14th World Congress on Infection Prevention and Control

Francesca J Torriani

University of California, USA

Keynote: J Infect Dis Ther

DOI: 10.4172/2332-0877-C6-052

Prevention of Healthcare Associated Infections has been the focus of Infection Prevention and Quality Initiatives for more than two decades, and multidrug resistant organisms are responsible for many of these infections, further complicating their treatment. In addition to strengthening antimicrobial stewardship practices, and improving adherence to standard precautions (including hand hygiene), contact precautions for patients colonized or infected with multidrug resistant organisms have been recommended and widely adopted to prevent horizontal transmission in the acute care healthcare setting. However, the data supporting these recommendations derives predominantly from epidemic rather than endemic settings, where the burden of transmission as well as the transmission rate is by definition high. Guidelines underscore the importance of a basic multiprong approach that includes education around epidemiologically important organisms, hand hygiene, contact precautions, environmental cleaning and antimicrobial stewardship. Additional measures recommended in the outbreak setting, such as active screening for MDR GNR, MRSA and VRE, alerts for previous positives with pre-emptive CP, and cohorting of patients and staff, etc have also been proposed on occasion. The presenter will discuss the strengths and weaknesses of these strategies when used alone or in conjunction, and will argue that the focus on the primacy of contact precautions in acute care settings is misplaced for most MDR organisms. Alternative focus and practices will be proposed.

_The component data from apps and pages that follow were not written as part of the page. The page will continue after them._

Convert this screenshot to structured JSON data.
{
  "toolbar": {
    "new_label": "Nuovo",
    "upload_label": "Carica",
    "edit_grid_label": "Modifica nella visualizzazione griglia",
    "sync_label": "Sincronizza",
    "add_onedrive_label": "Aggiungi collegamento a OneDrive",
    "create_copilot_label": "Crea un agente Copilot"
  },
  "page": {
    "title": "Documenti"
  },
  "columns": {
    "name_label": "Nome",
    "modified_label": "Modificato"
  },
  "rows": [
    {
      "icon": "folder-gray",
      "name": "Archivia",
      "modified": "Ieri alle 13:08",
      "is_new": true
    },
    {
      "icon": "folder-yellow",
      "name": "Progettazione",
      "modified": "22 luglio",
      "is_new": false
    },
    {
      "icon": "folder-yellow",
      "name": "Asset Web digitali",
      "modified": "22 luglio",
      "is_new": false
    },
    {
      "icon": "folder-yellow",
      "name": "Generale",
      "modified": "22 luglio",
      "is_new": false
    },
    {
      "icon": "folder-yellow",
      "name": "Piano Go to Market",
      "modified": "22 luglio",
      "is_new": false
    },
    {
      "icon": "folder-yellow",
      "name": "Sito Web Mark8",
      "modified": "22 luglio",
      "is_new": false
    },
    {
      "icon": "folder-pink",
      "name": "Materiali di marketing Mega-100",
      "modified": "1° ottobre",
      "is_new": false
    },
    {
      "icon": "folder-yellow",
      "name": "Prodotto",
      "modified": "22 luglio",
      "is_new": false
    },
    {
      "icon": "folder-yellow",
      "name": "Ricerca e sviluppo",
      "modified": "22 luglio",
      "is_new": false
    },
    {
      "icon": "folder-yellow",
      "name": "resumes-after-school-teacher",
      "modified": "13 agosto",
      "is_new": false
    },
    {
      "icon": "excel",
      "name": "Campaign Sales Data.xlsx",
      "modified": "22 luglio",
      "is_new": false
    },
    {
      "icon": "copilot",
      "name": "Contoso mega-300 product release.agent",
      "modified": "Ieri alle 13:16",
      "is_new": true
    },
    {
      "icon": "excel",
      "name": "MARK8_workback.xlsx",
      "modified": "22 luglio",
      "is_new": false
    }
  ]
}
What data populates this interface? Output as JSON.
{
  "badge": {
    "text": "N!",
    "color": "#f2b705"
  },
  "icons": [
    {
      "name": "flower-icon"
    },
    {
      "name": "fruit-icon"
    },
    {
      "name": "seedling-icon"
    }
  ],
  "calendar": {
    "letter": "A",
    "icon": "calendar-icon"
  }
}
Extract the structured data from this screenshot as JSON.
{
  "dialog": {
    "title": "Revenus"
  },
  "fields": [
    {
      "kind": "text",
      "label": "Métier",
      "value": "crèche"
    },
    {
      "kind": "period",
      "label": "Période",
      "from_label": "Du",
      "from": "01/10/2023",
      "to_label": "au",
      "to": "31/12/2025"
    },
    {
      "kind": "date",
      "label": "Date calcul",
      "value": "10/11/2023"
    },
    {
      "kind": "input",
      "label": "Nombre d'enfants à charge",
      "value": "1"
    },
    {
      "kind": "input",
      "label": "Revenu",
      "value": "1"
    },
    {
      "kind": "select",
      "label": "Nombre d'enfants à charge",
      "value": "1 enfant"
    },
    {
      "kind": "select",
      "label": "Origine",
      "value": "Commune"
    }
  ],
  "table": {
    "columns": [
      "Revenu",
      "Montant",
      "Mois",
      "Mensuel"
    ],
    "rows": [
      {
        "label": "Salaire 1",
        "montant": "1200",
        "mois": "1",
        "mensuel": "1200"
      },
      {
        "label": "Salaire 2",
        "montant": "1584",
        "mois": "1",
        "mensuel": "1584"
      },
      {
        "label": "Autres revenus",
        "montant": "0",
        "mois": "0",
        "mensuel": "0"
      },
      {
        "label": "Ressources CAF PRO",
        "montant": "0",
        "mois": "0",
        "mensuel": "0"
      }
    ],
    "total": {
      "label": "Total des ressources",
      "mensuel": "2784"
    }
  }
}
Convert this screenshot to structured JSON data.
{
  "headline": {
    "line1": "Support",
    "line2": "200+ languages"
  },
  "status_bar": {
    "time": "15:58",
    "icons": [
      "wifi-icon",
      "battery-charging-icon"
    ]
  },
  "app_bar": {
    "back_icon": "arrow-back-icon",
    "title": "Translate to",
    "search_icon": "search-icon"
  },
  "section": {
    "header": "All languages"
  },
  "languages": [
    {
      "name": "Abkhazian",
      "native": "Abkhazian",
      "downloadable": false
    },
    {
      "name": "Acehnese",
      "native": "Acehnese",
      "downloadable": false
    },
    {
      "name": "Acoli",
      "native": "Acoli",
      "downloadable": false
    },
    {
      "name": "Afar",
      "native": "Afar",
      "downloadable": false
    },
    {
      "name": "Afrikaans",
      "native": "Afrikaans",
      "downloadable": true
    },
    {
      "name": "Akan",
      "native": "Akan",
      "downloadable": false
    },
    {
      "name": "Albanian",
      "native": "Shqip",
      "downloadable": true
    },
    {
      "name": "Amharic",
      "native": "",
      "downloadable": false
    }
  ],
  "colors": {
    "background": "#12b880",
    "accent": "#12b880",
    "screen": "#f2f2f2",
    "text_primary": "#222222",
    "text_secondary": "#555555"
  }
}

Francesca J Torriani, is a Professor of Medicine in the Division of Infectious Diseases (ID) at the University of California, San Diego (UCSD). She received her M.D. in 1985 from the University Medical School in Lausanne, Switzerland and joined UCSD’s faculty in 1995.In addition to her clinical work, she serves as the Medical Director of the UCSD Health IPCE. Dr. Torriani helped create the legislation on HAI and Antimicrobial Stewardship reporting in California. She continues on the Metrics Group for CA HAI Reporting, an independent group of experts on best standards and methods for HAI prevention. She is well published (>75).

E-mail: [email protected]